Kenya entered the year 2018 against the backdrop of crucial events, some that posed a great threat to national peace and economic growth while others aimed at promoting progress. We have outlined them below.

Hate it or love it, the peace deal between President Uhuru Kenyatta and Orange Democratic Movement (ODM) leader Raila Odinga became the defining moment.

The truce reached on March 9 ended the political tension that was caused by the contentious August 8 General Election, which saw tens of people killed and property destroyed in various parts of the country.

The ‘handshake’ helped rally Kenyansas it received acclamation from citizens and leaders. Nevertheless, it has put a strain on the President’s Jubilee Party – because Deputy President William Ruto’s supporters believe Mr Odinga wants to sabotage his presidential ambitions.

Despite a slump in GDP growth – from 5.8 percent in 2016 to 4.8 percent in 2017 – Kenya’s economy still has a bright future.

According to a 2018 World Bank data on poverty rates, at least 17.3 million Kenyans still live on less than Sh92.4 per day. “The moderately robust GDP growth over the past decade has not generated consummate increases in household consumption,” the report says.

This year has been occasioned by high food, medical and energy costs.

As per the Kenya Economic update, the country’s poverty incidence is amongst the lowest in East Africa and is lower than the Sub-Saharan African regional average.

Also, the public debt is soaring, forcing the government to roll back development expenditure. The debt now stands at Sh4.8 trillion as unemployment continues to nag the national government.


Auditor–General Edward Ouko warned in June: “If we don’t watch out, corruption will engulf us.” As major scandals persist, Mr Kenyatta is waging a war on the scam.

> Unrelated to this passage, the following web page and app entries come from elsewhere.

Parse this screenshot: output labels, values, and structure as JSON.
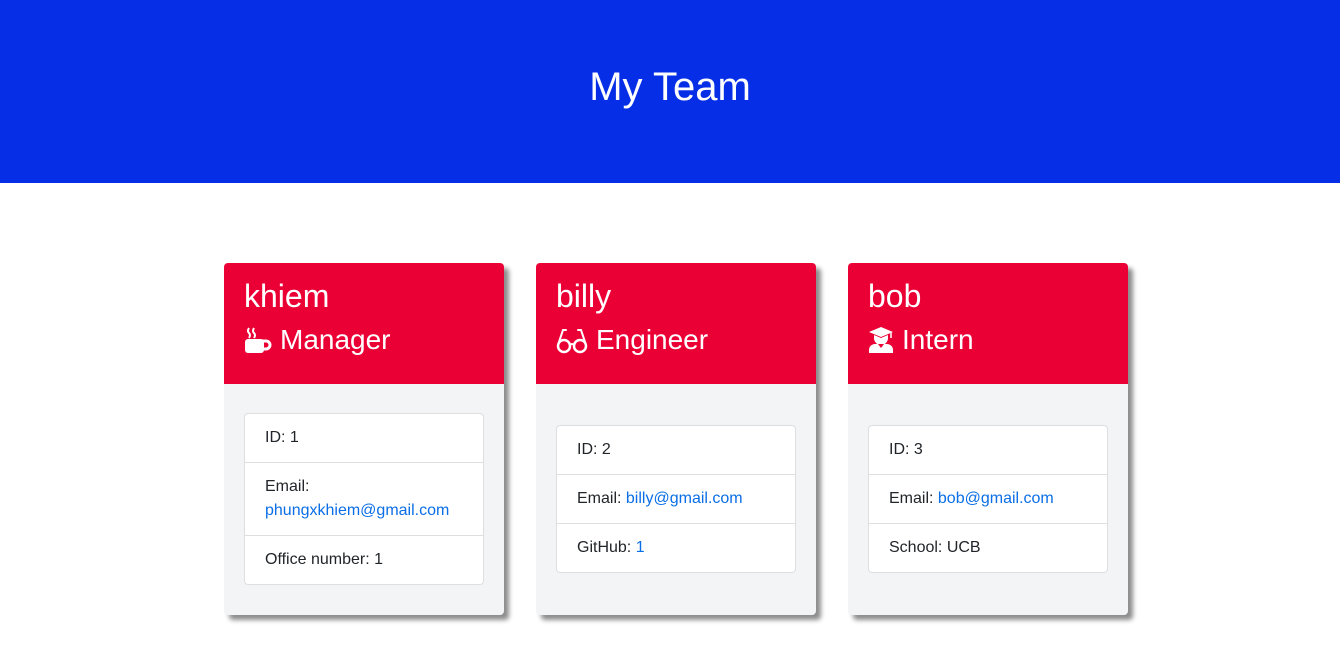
{
  "header": {
    "title": "My Team"
  },
  "colors": {
    "header_bg": "#062ee6",
    "card_header_bg": "#eb0035",
    "link": "#0a6ee6"
  },
  "team": [
    {
      "name": "khiem",
      "role": "Manager",
      "icon": "coffee-mug-icon",
      "id_label": "ID: 1",
      "email_label": "Email:",
      "email": "phungxkhiem@gmail.com",
      "extra_label": "Office number: 1"
    },
    {
      "name": "billy",
      "role": "Engineer",
      "icon": "glasses-icon",
      "id_label": "ID: 2",
      "email_label": "Email:",
      "email": "billy@gmail.com",
      "extra_label": "GitHub:",
      "extra_link": "1"
    },
    {
      "name": "bob",
      "role": "Intern",
      "icon": "graduate-icon",
      "id_label": "ID: 3",
      "email_label": "Email:",
      "email": "bob@gmail.com",
      "extra_label": "School: UCB"
    }
  ]
}
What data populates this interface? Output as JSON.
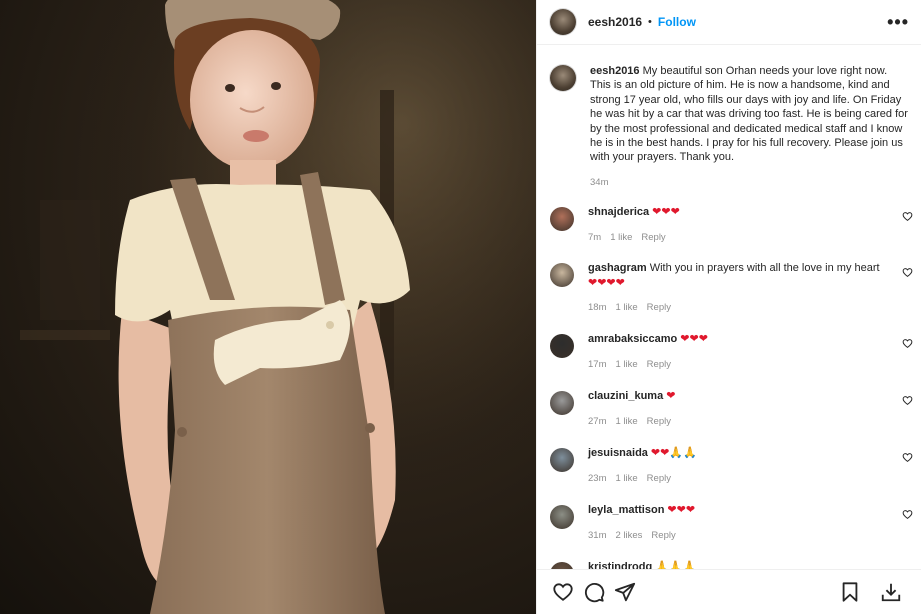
{
  "post": {
    "username": "eesh2016",
    "follow_label": "Follow",
    "dot": "•",
    "more_label": "•••",
    "caption_user": "eesh2016",
    "caption_text": "My beautiful son Orhan needs your love right now. This is an old picture of him. He is now a handsome, kind and strong 17 year old, who fills our days with joy and life. On Friday he was hit by a car that was driving too fast. He is being cared for by the most professional and dedicated medical staff and I know he is in the best hands. I pray for his full recovery. Please join us with your prayers. Thank you.",
    "caption_time": "34m"
  },
  "comments": [
    {
      "user": "shnajderica",
      "text": "",
      "emoji": "❤❤❤",
      "time": "7m",
      "likes": "1 like",
      "reply": "Reply",
      "avatar_color": "#b0705a"
    },
    {
      "user": "gashagram",
      "text": "With you in prayers with all the love in my heart",
      "emoji": "❤❤❤❤",
      "time": "18m",
      "likes": "1 like",
      "reply": "Reply",
      "avatar_color": "#c9b79f"
    },
    {
      "user": "amrabaksiccamo",
      "text": "",
      "emoji": "❤❤❤",
      "time": "17m",
      "likes": "1 like",
      "reply": "Reply",
      "avatar_color": "#2d2d2d"
    },
    {
      "user": "clauzini_kuma",
      "text": "",
      "emoji": "❤",
      "time": "27m",
      "likes": "1 like",
      "reply": "Reply",
      "avatar_color": "#9a9a9a"
    },
    {
      "user": "jesuisnaida",
      "text": "",
      "emoji": "❤❤🙏🙏",
      "time": "23m",
      "likes": "1 like",
      "reply": "Reply",
      "avatar_color": "#7e8f9c"
    },
    {
      "user": "leyla_mattison",
      "text": "",
      "emoji": "❤❤❤",
      "time": "31m",
      "likes": "2 likes",
      "reply": "Reply",
      "avatar_color": "#8c8f86"
    },
    {
      "user": "kristindrodg",
      "text": "",
      "emoji": "🙏🙏🙏",
      "time": "",
      "likes": "",
      "reply": "",
      "avatar_color": "#6b5444"
    }
  ],
  "icons": [
    "heart-icon",
    "comment-icon",
    "share-icon",
    "bookmark-icon",
    "more-icon",
    "small-heart-icon"
  ],
  "colors": {
    "accent": "#0095f6",
    "heart": "#e0182d",
    "muted": "#8e8e8e",
    "border": "#efefef"
  }
}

The Ethics and Anti-Corruption Commission, Office of the Director of Public Prosecutions and Directorate of Criminal Investigations have prosecuted individuals accused of corruption.

They include staff from the National Cereals and Produce Board, Government Advertising Agency, National Hospital Insurance Fund, Kenya Pipeline Company, Kenya Railways Corporation, Kenya Ports Authority, National Youth Service and Kenya Power.

In July 2018, EACC director of field services Vincent Okong’o said corruption had raised the cost of doing business in Kenya.

Kenya’s socio-economic blueprint launched by Mr Kenyatta has bought Kenyans hope as it seeks to improve food insecurity, housing, manufacturing sector and healthcare.

The National Housing Corporation says the cumulative housing deficit has been caused by rapid population growth. To cater to the bulging number, the government is planning to build one million homes in the next five years.

It has already launched the pilot project of the Universal Healthcare Coverage that aims to provide quality and affordable services to citizens. The pilot project that targets residents of Kisumu, Nyeri, Machakos and Isiolo counties was rolled out this month.

Patients have been complaining of high cost of services that have caused the death of some.

About 75 percent of Kenyans are under 30 years of age, with a majority being unemployed. Experts have advised the government to tap into the potential of this group to shore up socio-economic growth.

The World Bank estimates that approximately 800,000 Kenyans join the labour market each year, and only 50,000 succeed in getting jobs in the formal sector.

Nonetheless, the government has made attempts to improve the youths’ financial stability by establishing schemes such as Uwezo Fund, through which they can get loans to start business.